* [Data]
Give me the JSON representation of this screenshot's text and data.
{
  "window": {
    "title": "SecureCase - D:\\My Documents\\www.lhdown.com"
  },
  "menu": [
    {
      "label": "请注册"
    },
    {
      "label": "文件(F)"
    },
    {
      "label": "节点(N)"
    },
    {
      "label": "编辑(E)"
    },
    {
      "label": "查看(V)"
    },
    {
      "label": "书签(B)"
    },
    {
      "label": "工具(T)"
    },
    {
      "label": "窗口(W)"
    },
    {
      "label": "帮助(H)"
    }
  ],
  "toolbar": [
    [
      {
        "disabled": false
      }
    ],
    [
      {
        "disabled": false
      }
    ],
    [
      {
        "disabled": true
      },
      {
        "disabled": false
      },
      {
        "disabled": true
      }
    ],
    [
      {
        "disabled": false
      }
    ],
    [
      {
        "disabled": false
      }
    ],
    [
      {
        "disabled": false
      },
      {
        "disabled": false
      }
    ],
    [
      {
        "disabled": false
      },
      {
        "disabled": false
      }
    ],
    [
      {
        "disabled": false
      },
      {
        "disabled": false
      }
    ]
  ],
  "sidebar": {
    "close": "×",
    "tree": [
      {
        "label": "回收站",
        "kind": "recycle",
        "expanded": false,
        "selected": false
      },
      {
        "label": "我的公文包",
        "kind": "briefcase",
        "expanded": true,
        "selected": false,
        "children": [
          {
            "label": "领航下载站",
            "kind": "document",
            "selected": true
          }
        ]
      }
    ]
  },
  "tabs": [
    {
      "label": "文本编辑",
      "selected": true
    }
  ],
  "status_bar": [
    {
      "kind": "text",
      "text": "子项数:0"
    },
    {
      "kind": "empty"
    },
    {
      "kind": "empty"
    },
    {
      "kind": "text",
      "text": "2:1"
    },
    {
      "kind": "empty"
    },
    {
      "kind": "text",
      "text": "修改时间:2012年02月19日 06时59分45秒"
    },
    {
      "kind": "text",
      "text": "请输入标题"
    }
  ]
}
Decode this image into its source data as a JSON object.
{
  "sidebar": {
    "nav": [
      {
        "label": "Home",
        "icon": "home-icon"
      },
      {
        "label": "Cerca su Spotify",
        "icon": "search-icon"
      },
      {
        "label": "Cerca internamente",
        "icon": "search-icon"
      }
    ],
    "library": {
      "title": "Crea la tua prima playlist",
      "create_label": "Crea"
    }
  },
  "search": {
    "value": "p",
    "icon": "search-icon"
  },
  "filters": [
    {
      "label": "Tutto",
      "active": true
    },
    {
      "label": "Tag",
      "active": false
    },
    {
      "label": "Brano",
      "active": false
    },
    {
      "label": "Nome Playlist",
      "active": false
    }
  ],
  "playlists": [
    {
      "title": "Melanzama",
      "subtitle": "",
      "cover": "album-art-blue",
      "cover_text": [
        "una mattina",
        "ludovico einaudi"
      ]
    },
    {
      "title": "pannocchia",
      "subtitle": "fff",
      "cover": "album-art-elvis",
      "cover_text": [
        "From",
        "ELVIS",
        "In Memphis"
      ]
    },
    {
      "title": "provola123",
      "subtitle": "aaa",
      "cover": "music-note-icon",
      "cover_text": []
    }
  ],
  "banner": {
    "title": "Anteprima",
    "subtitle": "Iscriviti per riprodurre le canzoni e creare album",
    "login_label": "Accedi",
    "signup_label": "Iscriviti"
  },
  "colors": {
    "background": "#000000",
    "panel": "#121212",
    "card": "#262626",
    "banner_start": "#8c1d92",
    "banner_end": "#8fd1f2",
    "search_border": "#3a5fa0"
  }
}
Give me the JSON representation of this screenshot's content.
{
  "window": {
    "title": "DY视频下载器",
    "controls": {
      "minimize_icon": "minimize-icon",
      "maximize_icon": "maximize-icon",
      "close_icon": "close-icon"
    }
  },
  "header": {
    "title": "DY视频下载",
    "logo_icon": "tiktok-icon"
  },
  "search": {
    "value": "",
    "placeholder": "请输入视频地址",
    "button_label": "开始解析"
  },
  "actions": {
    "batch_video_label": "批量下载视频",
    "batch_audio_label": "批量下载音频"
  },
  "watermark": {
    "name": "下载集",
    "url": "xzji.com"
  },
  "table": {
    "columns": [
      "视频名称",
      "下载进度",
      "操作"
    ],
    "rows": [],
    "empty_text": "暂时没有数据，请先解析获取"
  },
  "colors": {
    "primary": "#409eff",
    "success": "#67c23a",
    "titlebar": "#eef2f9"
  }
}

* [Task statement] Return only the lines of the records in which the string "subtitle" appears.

* [Written solution]
      "subtitle": "",
      "subtitle": "fff",
      "subtitle": "aaa",
    "subtitle": "Iscriviti per riprodurre le canzoni e creare album",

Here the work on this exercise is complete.